Through the lens of Surrealism we observe the resurgence of the woman as an artistic, political, emotional, and adventurous soul. “These artists engage with Surrealism not just aesthetically, but as a philosophy” (Greeves) – a sort of revolution against the restraints of the mind; they overcome their inhibitions, freeing themselves from the chains of a society which traps them into fixed roles as objects of desire, wives, and ultimately mothers. Instead, they become subjects of desire, “Awake Dreamers”, activists and militants; they are unafraid to give voice to their personal underworlds. Whether playful, carnal, or monstrous, they sublimate and validate feelings, thoughts, and fears which are otherwise banned and repressed.
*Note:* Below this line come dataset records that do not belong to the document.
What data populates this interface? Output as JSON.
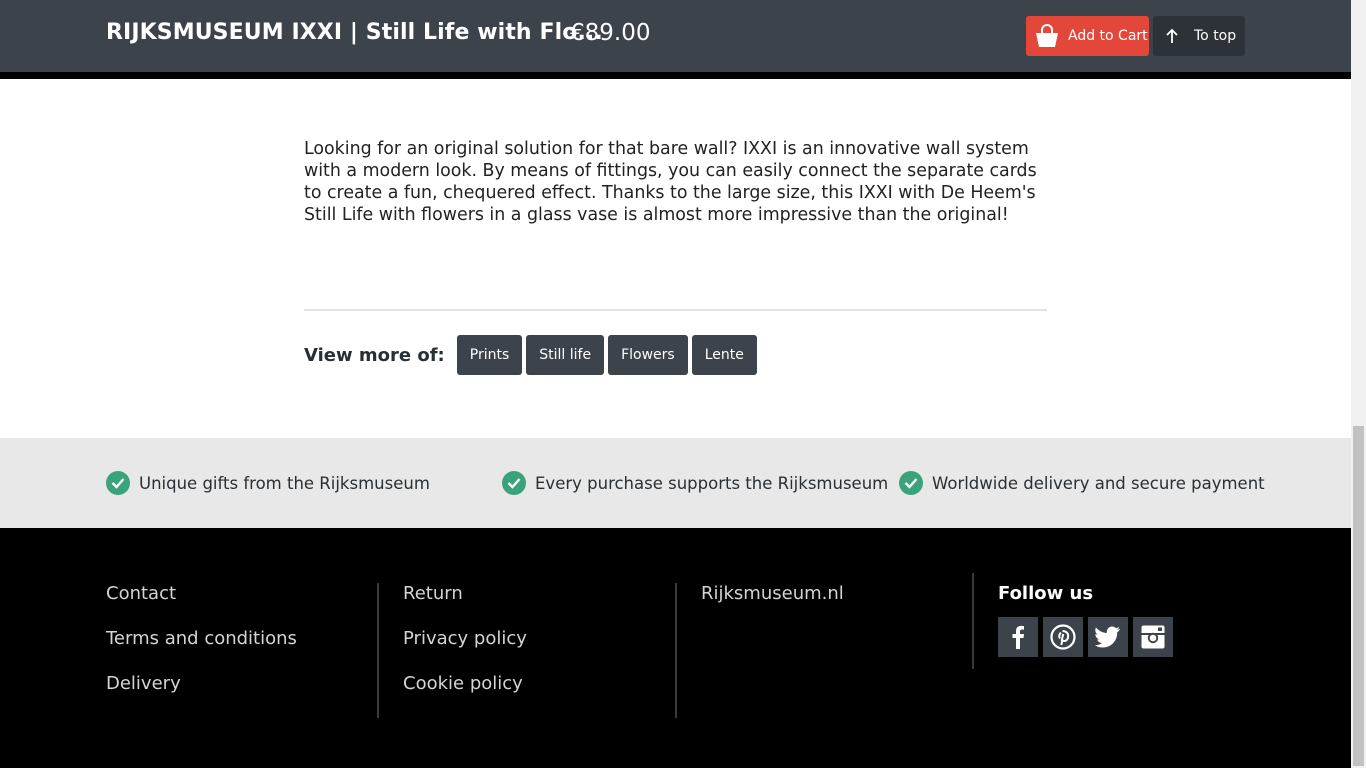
{
  "header": {
    "title": "RIJKSMUSEUM IXXI | Still Life with Flo...",
    "price": "€89.00",
    "add_to_cart": "Add to Cart",
    "to_top": "To top"
  },
  "description": "Looking for an original solution for that bare wall? IXXI is an innovative wall system with a modern look. By means of fittings, you can easily connect the separate cards to create a fun, chequered effect. Thanks to the large size, this IXXI with De Heem's Still Life with flowers in a glass vase is almost more impressive than the original!",
  "view_more": {
    "label": "View more of:",
    "tags": [
      "Prints",
      "Still life",
      "Flowers",
      "Lente"
    ]
  },
  "usps": [
    "Unique gifts from the Rijksmuseum",
    "Every purchase supports the Rijksmuseum",
    "Worldwide delivery and secure payment"
  ],
  "footer": {
    "col1": [
      "Contact",
      "Terms and conditions",
      "Delivery"
    ],
    "col2": [
      "Return",
      "Privacy policy",
      "Cookie policy"
    ],
    "col3": [
      "Rijksmuseum.nl"
    ],
    "follow_us": "Follow us",
    "social": [
      "facebook-icon",
      "pinterest-icon",
      "twitter-icon",
      "instagram-icon"
    ]
  },
  "colors": {
    "header_bg": "#3c434a",
    "cart_red": "#e2473a",
    "check_green": "#3aa37c",
    "usp_bg": "#e8e8e8",
    "footer_bg": "#000000"
  }
}
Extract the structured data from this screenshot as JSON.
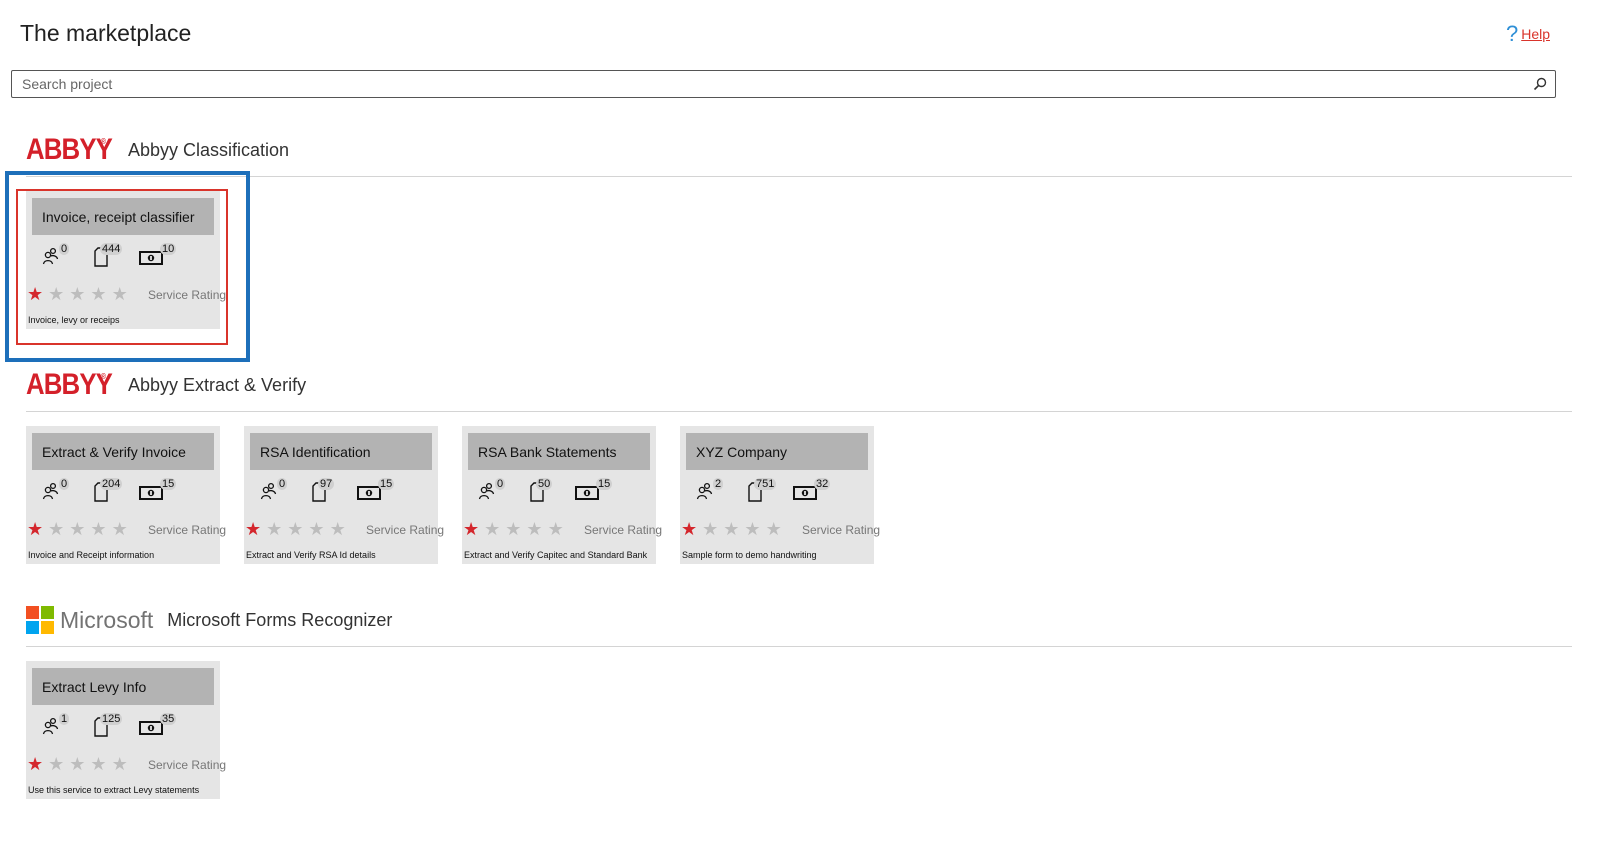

This visual culture and narrative, with its haunting and dreamy new ways of seeing, influences contemporary, otherworldly, and occasionally uncanny filmography, photography, and art.
In recent years we have been witnessing the development of what has been described as ‘documentary’ and ‘social’ Surrealism which is rooted in reality – in historical, economic, and political systems. The previous lunar landscapes become more impersonal, but the chosen language is once more a medium for irony and sarcasm; it is corrosive, irresistible, and bewitching. Its vocabulary is made again of totemic and found objects; it is an ode to the everyday and its eccentric chaos. Today, like yesterday, the marginalisation women experience has given rise to a kind of nurturing ‘club’ where – through their relationships – women artists have interwoven a common visual prose which enables them to capture and express their true selves. They reshape their domestic roles, drawing a widely imaginative and poetic sense of domesticity full of magic, myth, and folklore. It is a mysterious and secret world where womanhood can be fully unfolded and the indecipherable can take place outside the gaze of men.
Follow Mariasanta Tedesco’s Voyage of Discovery : Women In Wonderland: Surreal Narratives – Click on the buttons to navigate
- MT 1 – Historical Heroine : Lee Miller
- MT 2 – Historical Heroine : Dora Maar
- MT 3 – Film : Underrepresented, Leonora Carrington – Britain’s Lost Surrealist
- MT 4 – Article : Claude Cahun
- MT 5 – Article : Maya Deren
- MT 6 – Contemporary Heroine : Sarah Moon
- MT 7 – Heroinic Histories : The Power of a Lone Woman
- MT 8 – Heroinic Histories : Tara Way
- MT 9 – Film Festival : Buttons, Books and Dorodangos – Mika Rottenberg, NoNoseKnows
- MT 10 – Cabinet of Remedies : Responses to Kourtney
- MT 11 – Books : Knit Club by Carolyn Drake
- MT 12 – Recipes : Lee Miller – A Life with Food, Friends and Recipes by Ami Bouhasanne
Inspired by the UN Sustainable Goal #5 Gender Equality